Last December, a 58-year-old man accused of blasphemy was also freed, only after spending over nine years in jail. His sentence to life imprisonment was overruled by Supreme Court of Pakistan
Many years later, it would be another glass of water which would take away the life of Sharoon Masih. Early this year, the 17 year old student of a government school in Burewala, Sharoon, the only Christian in his class, was killed by one of his Muslim classmates. According to his parents, Sharoon’s ‘crime’ was to drink water from the same glass his other classmates used – an act which some Muslims find unacceptable as they consider the non Muslims ‘impure’. His drinking of water – a basic human right – was such an issue, his mother claims, that since the day he joined school, Sharoon was not allowed to quench his thirst using the classroom’s water cooler only because of his faith and would remain thirsty in the hot and humid weather of Punjab, until he would reach back home. On that ill fated day, he must have convinced himself that using a glass of water could bring him no real harm. Little did he know that it would actually cost him his life.
At least 1,472 people were charged under Pakistan’s blasphemy laws between 1987 and 2016, according to statistics collected by the Center for Social Justice, a Lahore-based advocacy group. What remains disturbing is the fact that many cases which come to surface appear to stem from personal vengeance or misinterpretation rather than a blasphemous act.
Last year, Mashal Khan, a university student in Mardan, was lynched to death by an angry mob of fellow students over his progressive views on social media misjudged as blasphemous.
This very year, a college student of Charsadda gunned down his principal on the pretext of ‘blasphemy’. The principal had expressed anger over his absence from college for three days due to participation in Faizabad sit-in – a protest against changes in an electoral law involving the finality of prophethood.
Rimsha Masih, who was arrested in 2012, then an 11 year old child, and feared to face a death penalty for blasphemy for allegedly desecrating pages of the Quran by burning, was eventually acquitted of all charges when a local imam was arrested on suspicion of planting pages of religious texts in Rimsha’s bag. In mid 2013 after months of hiding, Rimsha and her family were able to escape to Canada.
Last December, a 58-year-old man accused of blasphemy was also freed, only after spending over nine years in jail.
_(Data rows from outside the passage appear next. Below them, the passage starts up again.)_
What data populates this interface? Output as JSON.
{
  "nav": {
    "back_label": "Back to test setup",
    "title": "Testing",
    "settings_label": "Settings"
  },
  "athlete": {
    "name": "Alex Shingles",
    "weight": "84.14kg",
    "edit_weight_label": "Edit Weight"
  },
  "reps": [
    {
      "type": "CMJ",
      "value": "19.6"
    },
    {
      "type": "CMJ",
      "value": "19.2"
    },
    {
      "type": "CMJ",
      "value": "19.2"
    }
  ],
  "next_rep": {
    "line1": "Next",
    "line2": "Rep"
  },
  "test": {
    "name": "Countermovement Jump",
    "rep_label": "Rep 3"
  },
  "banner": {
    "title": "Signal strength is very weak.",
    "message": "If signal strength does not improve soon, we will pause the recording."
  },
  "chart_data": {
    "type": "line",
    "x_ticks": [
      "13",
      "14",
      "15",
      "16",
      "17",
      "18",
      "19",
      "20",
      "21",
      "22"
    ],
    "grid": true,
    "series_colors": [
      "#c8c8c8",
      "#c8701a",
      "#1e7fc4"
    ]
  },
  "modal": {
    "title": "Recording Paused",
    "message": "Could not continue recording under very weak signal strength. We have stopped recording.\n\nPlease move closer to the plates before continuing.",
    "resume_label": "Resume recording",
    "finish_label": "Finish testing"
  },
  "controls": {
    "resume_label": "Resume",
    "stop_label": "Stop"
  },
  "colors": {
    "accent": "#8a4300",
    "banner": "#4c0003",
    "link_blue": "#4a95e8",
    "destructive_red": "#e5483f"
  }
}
His sentence to life imprisonment was overruled by Supreme Court of Pakistan as the evidence used was not in accordance with the Evidence Act.
But Junaid Hafeez, a former Visiting Lecturer of English at Bahauddin Zakaria University of Multan, languishes in jail and awaits justice since the past five years. He has been accused of committing blasphemy on social media. His former lawyer Rashid Rehman, who had commented that it was like “walking into the jaws of death” to defend someone accused of blasphemy in Pakistan, was shot to death in his own office and had received death threats in front of a presiding Judge.
These are all cases of those ‘More sinned against than sinning’ the famous line from Shakespeare’s King Lear quoted at the end of Aasia Bibi’s verdict. Although in the document, the meaning of the name ‘Aasia’ has been written ‘sinful’, various other meanings include ‘to rise’, ‘hopeful’, and ‘one who tends to the weak and heals’. One hopes that the more promising meanings prevail and bring respite not only to the bearer of the name, but also to others suffering the same fate.